Cryptocurrencies are the future of payments. It is as clear as crystal to anyone involved with the blockchain world. The benefits for global e-commerce are obvious, as sellers no longer have to support a myriad of payment methods from different countries, nor do they have to pay hefty commissions for various middlemen like payment processors, credit card companies and fraud analysts.
However, payment is not the only important part of the e-commerce flow. Eventually, you also have to physically deliver the product to the buyer. And it better be quick, efficient and inexpensive. Several new blockchain startups aim to disrupt the parcel delivery industry incumbents by decentralizing the delivery business and putting it on … you guessed it, the blockchain.
Let’s take a look at what they offer.
Triwer is a Norwegian company that works on a “revolutionary parcel delivery platform”. Their goal is to eliminate inefficiencies in cargo delivery by introducing a crowd delivery marketplace. In other words, they aim to be an Uber for parcel deliveries, with initial focus on deliveries from small and medium European e-commerce websites to the end consumer.

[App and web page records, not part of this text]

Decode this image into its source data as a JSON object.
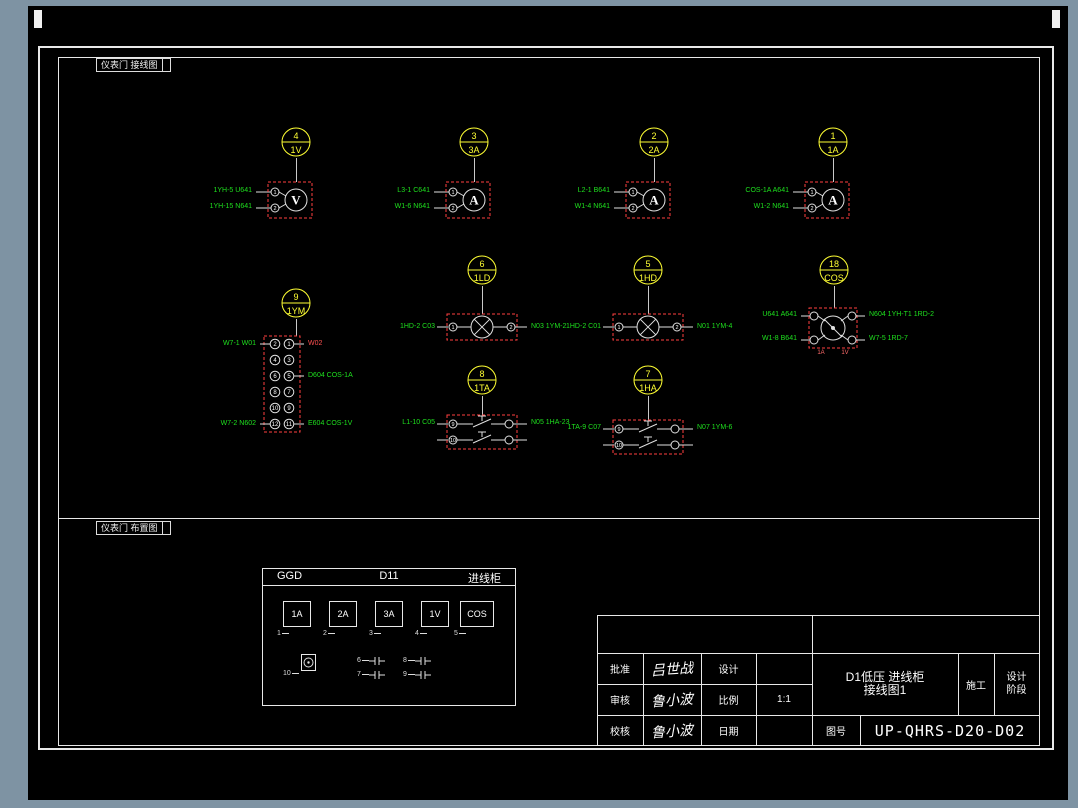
{
  "sections": {
    "wiring_label": "仪表门 接线图",
    "layout_label": "仪表门 布置图"
  },
  "tags": [
    {
      "num": "4",
      "label": "1V"
    },
    {
      "num": "3",
      "label": "3A"
    },
    {
      "num": "2",
      "label": "2A"
    },
    {
      "num": "1",
      "label": "1A"
    },
    {
      "num": "6",
      "label": "1LD"
    },
    {
      "num": "5",
      "label": "1HD"
    },
    {
      "num": "18",
      "label": "COS"
    },
    {
      "num": "9",
      "label": "1YM"
    },
    {
      "num": "8",
      "label": "1TA"
    },
    {
      "num": "7",
      "label": "1HA"
    }
  ],
  "meters": [
    {
      "letter": "V",
      "t1": "1",
      "t2": "2",
      "lt": "1YH-5 U641",
      "lb": "1YH-15 N641"
    },
    {
      "letter": "A",
      "t1": "1",
      "t2": "2",
      "lt": "L3-1 C641",
      "lb": "W1-6 N641"
    },
    {
      "letter": "A",
      "t1": "1",
      "t2": "2",
      "lt": "L2-1 B641",
      "lb": "W1-4 N641"
    },
    {
      "letter": "A",
      "t1": "1",
      "t2": "2",
      "lt": "COS-1A A641",
      "lb": "W1-2 N641"
    }
  ],
  "lamps": [
    {
      "t1": "1",
      "t2": "2",
      "ll": "1HD-2 C03",
      "lr": "N03 1YM-2"
    },
    {
      "t1": "1",
      "t2": "2",
      "ll": "1HD-2 C01",
      "lr": "N01 1YM-4"
    }
  ],
  "buttons": [
    {
      "t1": "9",
      "t2": "10",
      "ll": "L1-10 C05",
      "lr": "N05 1HA-23"
    },
    {
      "t1": "9",
      "t2": "10",
      "ll": "1TA-9 C07",
      "lr": "N07 1YM-6"
    }
  ],
  "cos": {
    "lt": "U641 A641",
    "lb": "W1-8 B641",
    "rt": "N604 1YH-T1 1RD-2",
    "rb": "W7-5 1RD-7",
    "b1": "1A",
    "b2": "1V"
  },
  "strip": {
    "left": [
      "2",
      "4",
      "6",
      "8",
      "10",
      "12"
    ],
    "right": [
      "1",
      "3",
      "5",
      "7",
      "9",
      "11"
    ],
    "lt": "W7-1 W01",
    "lb": "W7-2 N602",
    "rt": "W02",
    "rm": "D604 COS-1A",
    "rb": "E604 COS-1V"
  },
  "layout": {
    "header": {
      "left": "GGD",
      "mid": "D11",
      "right": "进线柜"
    },
    "boxes": [
      {
        "label": "1A",
        "idx": "1"
      },
      {
        "label": "2A",
        "idx": "2"
      },
      {
        "label": "3A",
        "idx": "3"
      },
      {
        "label": "1V",
        "idx": "4"
      },
      {
        "label": "COS",
        "idx": "5"
      }
    ],
    "lamp_idx": "10",
    "btn_idx": [
      "6",
      "7",
      "8",
      "9"
    ]
  },
  "titleblock": {
    "rows": [
      {
        "label": "批准",
        "sig": "吕世战",
        "label2": "设计",
        "value": ""
      },
      {
        "label": "审核",
        "sig": "鲁小波",
        "label2": "比例",
        "value": "1:1"
      },
      {
        "label": "校核",
        "sig": "鲁小波",
        "label2": "日期",
        "value": ""
      }
    ],
    "title_line1": "D1低压 进线柜",
    "title_line2": "接线图1",
    "col_construction": "施工",
    "col_stage1": "设计",
    "col_stage2": "阶段",
    "drawing_no_label": "图号",
    "drawing_no": "UP-QHRS-D20-D02"
  }
}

Triwer plans to run the principle delivery smart contracts on the Ethereum blockchain, however the intermediate transactions (e.g. hand-offs), parcel tracking and pricing will be recorded on their custom sidechain for efficiency.
The business plan is to charge a certain commission (5%-15%) on all delivery revenue. Access to the Triwer delivery network will be limited only to the Triwer couriers and consumer apps, so while their smart contract will run on a decentralized Ethereum blockchain, Triwer will still serve as a commission charging middleman.
Singaporean ParcelX promises to be “The world’s first blockchain-powered parcel network.” with their focus being specifically on cross-border parcel delivery. They’re an existing Asian logistics network aiming to scale up by adopting the blockchain technology.
ParcelX has identified multiple inefficiencies in cross-border delivery industry, related to lack of transparency and trust between the different logistics providers. International parcel delivery usually go through several logistics vendor, each on their side of the border, and there is a lot of accounting and interoperability overhead in the interactions between the different vendors. ParcelX’s idea is to solve these issues with the blockchain technology, taking advantage of its inherent transparency and trust.
ParcelX network will use two separate blockchains. The first, a permissioned consortium blockchain, will use the Hyperledger Fabric technology for managing interactions between registered service providers. The second is the public Metaverse blockchain, on which all GPX (ParcelX’s token) transactions will run transparently.
At the end of the day, ParcelX aims to be a B2B blockchain solution that will make cross-border logistics much more reliable and efficient than they are now.
VOLT is a Korean P2P delivery platform based on blockchain technology. In a somewhat similar manner to Triwer, VOLT aims to reduce costs and delivery times by introducing a crowd delivery marketplace, clearly inspired by Uber/AirBnB.
While anyone will be able to offer courier services on the VOLT marketplace, the deliveries will be paid for with ACDC, the electrically named VOLT’s token. VOLT plans to burn 5% of all the token payments charged, thus deflating the token supply and driving up its price.
VOLT platform is based on the existing Korean delivery service called QuickQuick, however the lack of a public Github repository and further details about their platform’s implementation is disappointing.
The Israeli PAKET Project represents a global vision: a decentralized delivery network which is open to everybody, fully transparent and doesn’t take any commission. Similar to how the TCP/IP protocol routes data packets between all the Internet-connected devices, PAKET is building a protocol for deliveries of physical parcels between any network participants, wherever they might be located.
PAKET protocol takes into account insuring the parcels (courier must put a collateral into escrow), relays (a courier can hand-off a parcel to another courier at any point) and storage in hubs (any physical location that can store a package and get paid for it). This emerging ecosystem will be fully decentralized, as no entity will control the PAKET protocol and anyone will be able to develop apps and services on top of PAKET. The idea is not to compete with existing or future providers, but to establish a network on which all providers would be able to cooperate seamlessly.
PAKET protocol runs on the Stellar blockchain, which is known to be very fast and doesn’t suffer from the scalability issues that other major blockchains currently experience.
Several blockchain delivery startups are currently building their solutions, ranging from Uber-style crowd delivery apps to a fully decentralized physical delivery protocol. They all promise to eliminate inherent inefficiencies in the old centralized model, and to cut costs for the end consumer. It remains to be seen who will win in this race, but one thing is certain: courier and parcel delivery industry is ripe for disruption by blockchain startups.